Ariel Schwartz, July 9— It’s familiar refrain–one issued by institutions as reputable as the World Health Organization (WHO): there’s enough food to feed everyone in the world, but it’s just not evenly distributed.
That may be true. For now. But according to a study in the journal PLOS ONE, there won’t be enough food for everyone by 2050, no matter how we divvy it up.
In order to feed a world of 9.6 billion people (the projected population) 37 years down the line, farmers today would have to make significant changes, devoting less land to biofuels and dramatically boosting crop yields. In fact, crop yields are rising (at a rate of 1.6% and 1.3% per year for maize and soybean in an optimistic scenario), but it’s not enough.
Here are the researchers’ predictions, based on approximately 2.5 million agricultural statistics.

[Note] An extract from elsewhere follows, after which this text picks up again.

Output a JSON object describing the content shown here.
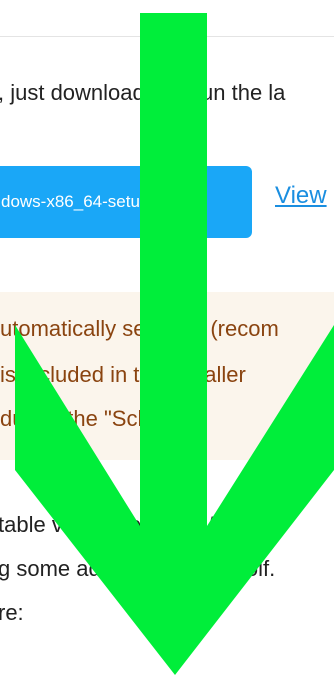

The solid lines are projections based on today’s yield per acre growth. The dashed lines show the 2% to 4% improvement in yield that would have to happen every year in order to meet rising demand–doubling crop production by 2050 without clearing extra land for food (forest destruction is a significant contributor to climate change).